Thursday, June 9, 2016
Rapid Reviews: Popstar: Never Stop Never Stopping and Love & Friendship
While Saturday Night Live Alumnus, Andy Samberg, has enjoyed an overwhelming amount of success with his hit television sitcom, Brooklyn Nine-Nine, he returns to the big screen with the new mockumentary comedy, Popstar: Never Stop Never Stopping. With recent behind-the-scene movies capturing the lives of musical celebrities such as Katy Perry, Justin Bieber and the group One Direction, Samberg decides to flip the growing genre on its side with a largely comedic twist. Yet, the final result is a middling endeavor that can only muster up the occasional laugh.

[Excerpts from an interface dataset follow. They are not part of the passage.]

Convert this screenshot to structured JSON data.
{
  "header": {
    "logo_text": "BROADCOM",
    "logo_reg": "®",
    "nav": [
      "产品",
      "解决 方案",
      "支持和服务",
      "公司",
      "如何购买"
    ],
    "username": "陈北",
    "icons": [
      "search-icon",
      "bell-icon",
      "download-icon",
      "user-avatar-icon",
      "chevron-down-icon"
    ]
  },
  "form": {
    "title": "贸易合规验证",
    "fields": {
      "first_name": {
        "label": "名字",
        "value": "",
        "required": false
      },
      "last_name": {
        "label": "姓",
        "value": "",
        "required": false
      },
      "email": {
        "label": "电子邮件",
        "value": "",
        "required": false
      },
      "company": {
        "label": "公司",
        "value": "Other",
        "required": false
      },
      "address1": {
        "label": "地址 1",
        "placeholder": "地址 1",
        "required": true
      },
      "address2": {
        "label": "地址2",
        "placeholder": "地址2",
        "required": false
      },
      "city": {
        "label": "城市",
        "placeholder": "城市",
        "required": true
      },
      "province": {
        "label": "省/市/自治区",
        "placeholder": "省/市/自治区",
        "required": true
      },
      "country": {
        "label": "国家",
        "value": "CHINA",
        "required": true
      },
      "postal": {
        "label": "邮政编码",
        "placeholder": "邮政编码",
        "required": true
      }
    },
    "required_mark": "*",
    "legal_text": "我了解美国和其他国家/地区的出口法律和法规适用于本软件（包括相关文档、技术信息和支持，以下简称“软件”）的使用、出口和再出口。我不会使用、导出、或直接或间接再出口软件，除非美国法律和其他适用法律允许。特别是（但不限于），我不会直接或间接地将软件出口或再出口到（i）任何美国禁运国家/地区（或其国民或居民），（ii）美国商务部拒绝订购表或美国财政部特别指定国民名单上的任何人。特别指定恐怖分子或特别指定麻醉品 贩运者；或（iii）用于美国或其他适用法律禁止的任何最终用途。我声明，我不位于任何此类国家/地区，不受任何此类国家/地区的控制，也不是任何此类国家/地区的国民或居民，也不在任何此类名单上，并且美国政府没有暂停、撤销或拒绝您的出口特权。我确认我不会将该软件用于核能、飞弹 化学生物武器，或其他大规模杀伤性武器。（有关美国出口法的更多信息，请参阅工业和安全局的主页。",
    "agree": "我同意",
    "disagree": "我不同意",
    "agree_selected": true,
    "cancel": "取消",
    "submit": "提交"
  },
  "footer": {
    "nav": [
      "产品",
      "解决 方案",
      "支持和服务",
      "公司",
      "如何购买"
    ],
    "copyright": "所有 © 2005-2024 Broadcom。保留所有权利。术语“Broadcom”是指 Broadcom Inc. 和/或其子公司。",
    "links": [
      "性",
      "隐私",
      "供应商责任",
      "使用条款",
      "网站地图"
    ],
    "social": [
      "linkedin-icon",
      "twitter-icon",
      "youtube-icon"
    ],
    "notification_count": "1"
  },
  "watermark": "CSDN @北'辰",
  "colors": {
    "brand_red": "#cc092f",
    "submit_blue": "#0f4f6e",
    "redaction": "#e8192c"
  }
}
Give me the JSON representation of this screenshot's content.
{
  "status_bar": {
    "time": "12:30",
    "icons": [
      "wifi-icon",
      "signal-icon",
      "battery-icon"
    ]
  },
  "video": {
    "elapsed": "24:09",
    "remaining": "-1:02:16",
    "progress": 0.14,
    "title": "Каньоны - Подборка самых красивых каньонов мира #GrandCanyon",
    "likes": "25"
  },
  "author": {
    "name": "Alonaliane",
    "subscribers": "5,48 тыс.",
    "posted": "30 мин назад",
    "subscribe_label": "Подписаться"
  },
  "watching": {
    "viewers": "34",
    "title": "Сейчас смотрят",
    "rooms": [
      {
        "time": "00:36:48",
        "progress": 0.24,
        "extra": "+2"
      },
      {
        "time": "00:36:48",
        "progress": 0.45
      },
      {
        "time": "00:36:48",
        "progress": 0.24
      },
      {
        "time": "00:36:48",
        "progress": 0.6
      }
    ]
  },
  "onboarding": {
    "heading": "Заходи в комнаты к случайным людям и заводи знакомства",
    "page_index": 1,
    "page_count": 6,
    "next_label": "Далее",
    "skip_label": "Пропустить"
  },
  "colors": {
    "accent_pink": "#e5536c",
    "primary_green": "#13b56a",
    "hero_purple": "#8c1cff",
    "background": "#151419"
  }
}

Years ago, three childhood best friends form the dynamic music group known as The Style Boyz. Their hip hop influence helps paves the way for a generation of musical talents until their frontman, Conner4Real (Samberg), branches off to pursue a solo career. But once Conner's second solo album struggles to generate sales and empty seats overtake his live performances, Conner must cycle back to his roots in order to recapture his groove.
Popstar unravels as a clever idea that's never utilized to the best of its ability. The film's entertaining theatrical trailer stirred the occasional chuckle, therefore it was disappointing to discover I had already witnessed Popstar's funniest moments. Thankfully, the film's less than 90 minute running time keeps the story moving and provides a decent level of pacing, or else things could have been disastrous. Furthermore, I've vocalized my distaste for using male genitals as a punchline. The trend is simply outdated, unoriginal and, most importantly, completely unnecessary. Popstar succumbs to the temptation and, as you would expect from an overblown mockumentary, takes the penis-showing joke to a whole new level with so much screen time I could probably pick it out of a lineup. However, to the film's benefit, I will admit that the context of the joke at least offered a sense of originality and thoughtfulness that I can appreciate to some degree. But all in all, Popstar isn't nearly as hilarious as it needs to be and Samberg's latest effort culminates as nothing more than a mediocre attempt at something new.
Stars: 2 stars out of 4
Accomplished novelist, Jane Austen, has had her work adapted for the big screen numerous times and to much success. Period pieces such as Pride and Prejudice and Sense and Sensibility are just a few of Austen's well-known writings that went on to achieve critical acclaim following their theatrical releases. And now another Austen story finds itself thrust into the summer blockbuster season with Whit Stillman's adaptation, Love & Friendship.
Set just prior to the turn of the 19th century, Kate Beckinsale stars as Lady Susan Vernon, a flirtatious widow who travels to her sister-in-law's estate to escape rumors or her romantic affair with a married man. While there she seeks to secure wealthy husbands for both her daughter and herself, setting her own eyes on a young and impressionable Reginal DeCourcy (Xavier Samuel). But as her scandalous and adulterous behaviors continue, Lady Susan is forced to rethink her match-making strategy.
Love & Friendship blends together typical Jane Austen style with a largely comedic twist. However, the antics and simplicity of the story creep along in a punishingly slow pace that somehow transforms the almost 90-minute work into a lifetime of agony. I will give warning that Whit Stillman's film is guaranteed to be a welcome addition for lovers of Austen's writing. Yet, the feature's flippant humor isn't nearly enough to warrant a severe lack in entertainment. Love & Friendship is targeted for a niche audience who will savor the decor, lingo and charm of its flawed leading character. I must openly admit, though, that I am no such viewer. Instead, I waited tirelessly as the minutes refused to pass, all while enjoying Kate Beckinsale's fully committed performance and very little else.
Stars; 2 stars out of 4